[Last Call] Learn about multicloud storage options and how to improve your company's cloud strategy. Register Now

x
?
Solved

Pattern based DNS entry

Posted on 2004-10-06
3
Medium Priority
?
483 Views
Last Modified: 2010-05-18
Whenever a URL is typed with a extension of .mirror.sytes.org the request is directed to 62.3.254.150 i.e www.google.com.mirror.sytes.org, www.yahoo.com.mirror.sytes.org. And in this site they provide the mirror image of the original site. Hows is it possible to have the DNS return a particular IP for URLs ends with a string .mirror.sytes.org. Is there any concept like pattern based DNS entry?
0
Comment
Question by:jacobselvin
[X]
Welcome to Experts Exchange

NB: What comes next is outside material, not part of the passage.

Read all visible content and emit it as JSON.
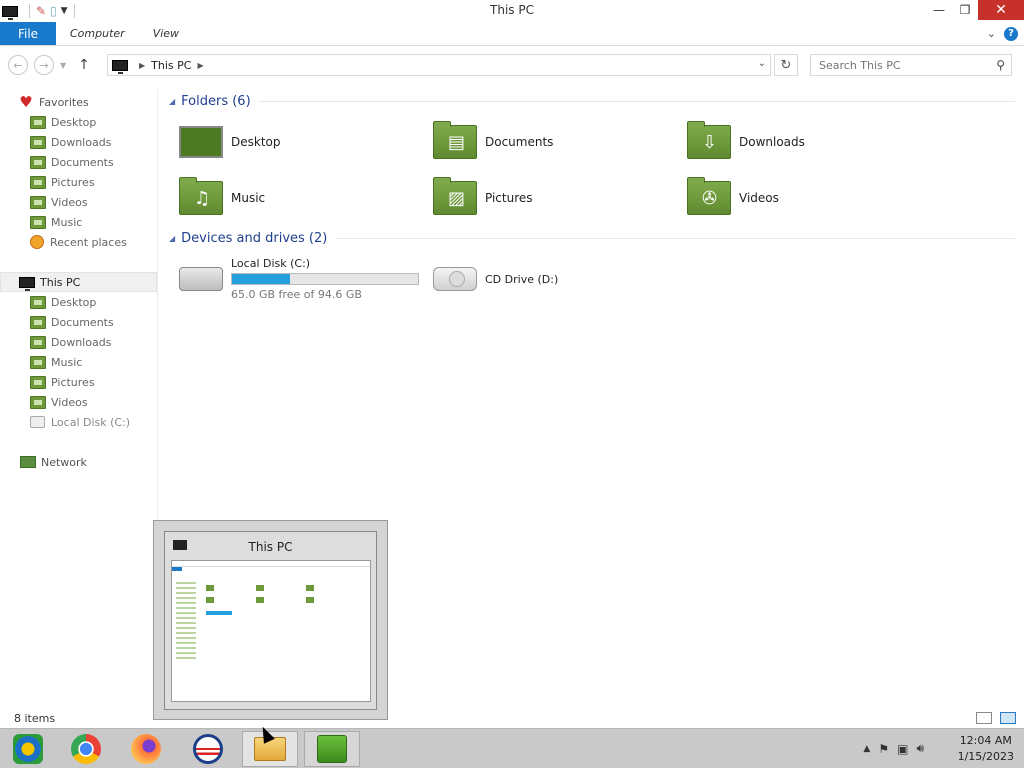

Add your voice to the tech community where 5M+ people just like you are talking about what matters.

  • Help others & share knowledge
  • Earn cash & points
  • Learn & ask questions
  • 2
3 Comments
 
LVL 16

Expert Comment

by:The--Captain
ID: 12246330
Wildcard DNS is done all the time - for another example type your.name.isgay.com - I apologize in advance if that example offends anyone - it's the first example I can think of off the top of my head aside from Verisign's Sitefinder (which has thankfully been disabled, hopefully for good)

While bind 9 from ISC (Internet Systems Consortium) has no difficulties handling DNS wildcards, I am uncertain as to whether or not Microsoft DNS/AD would readily do this.

Hope that helps.

Cheers,
-Jon
0
 

Author Comment

by:jacobselvin
ID: 12255030
Hi Jon,
    Does it mean that when a URL is submitted to a DNS Server it first tries to match it with some patterns ( like *.mirror.sytes.org, *.isgay.com ) and if it's not able to find a one then it'll look for a exact match and returns the corresponding IP address. Any idea how such entries are made into DNS server?
Thanx,
- Jacob
0
 
LVL 16

Accepted Solution

by:
The--Captain earned 750 total points
ID: 12256645
>Does it mean that when a URL is submitted to a DNS Server it first tries to match it with some patterns ( like *.mirror.sytes.org,
>*.isgay.com ) and if it's not able to find a one then it'll look for a exact match and returns the corresponding IP address?

Actually, I think it moves from a most-specific to less-specific (as most pattern matchers attempt to do), which would be opposite of your description above.

>Any idea how such entries are made into DNS server?

In bind, you simply add an asterisk (*) in your zone file to match anything, i.e.

*.example.com.     IN     MX      5 mail.example.com.

or in your in-addr.arpa zone file

*         IN      PTR   too-lazy-to-configure-reverse-dns.example.com.

Cheers,
-Jon

P.S.  Try googling "bind dns wildcard" (without the quotes) to find out more about this...
0

Featured Post

Free learning courses: Active Directory Deep Dive

Get a firm grasp on your IT environment when you learn Active Directory best practices with Veeam! Watch all, or choose any amount, of this three-part webinar series to improve your skills. From the basics to virtualization and backup, we got you covered.

Question has a verified solution.

If you are experiencing a similar issue, please ask a related question

If you’re involved with your company’s wide area network (WAN), you’ve probably heard about SD-WANs. They’re the “boy wonder” of networking, ostensibly allowing companies to replace expensive MPLS lines with low-cost Internet access. But, are they …
This article will show how Aten was able to supply easy management and control for Artear's video walls and wide range display configurations of their newsroom.
Monitoring a network: why having a policy is the best policy? Michael Kulchisky, MCSE, MCSA, MCP, VTSP, VSP, CCSP outlines the enormous benefits of having a policy-based approach when monitoring medium and large networks. Software utilized in this v…
Michael from AdRem Software explains how to view the most utilized and worst performing nodes in your network, by accessing the Top Charts view in NetCrunch network monitor (https://www.adremsoft.com/). Top Charts is a view in which you can set seve…

650 members asked questions and received personalized solutions in the past 7 days.

Join the community of 500,000 technology professionals and ask your questions.

Join & Ask a Question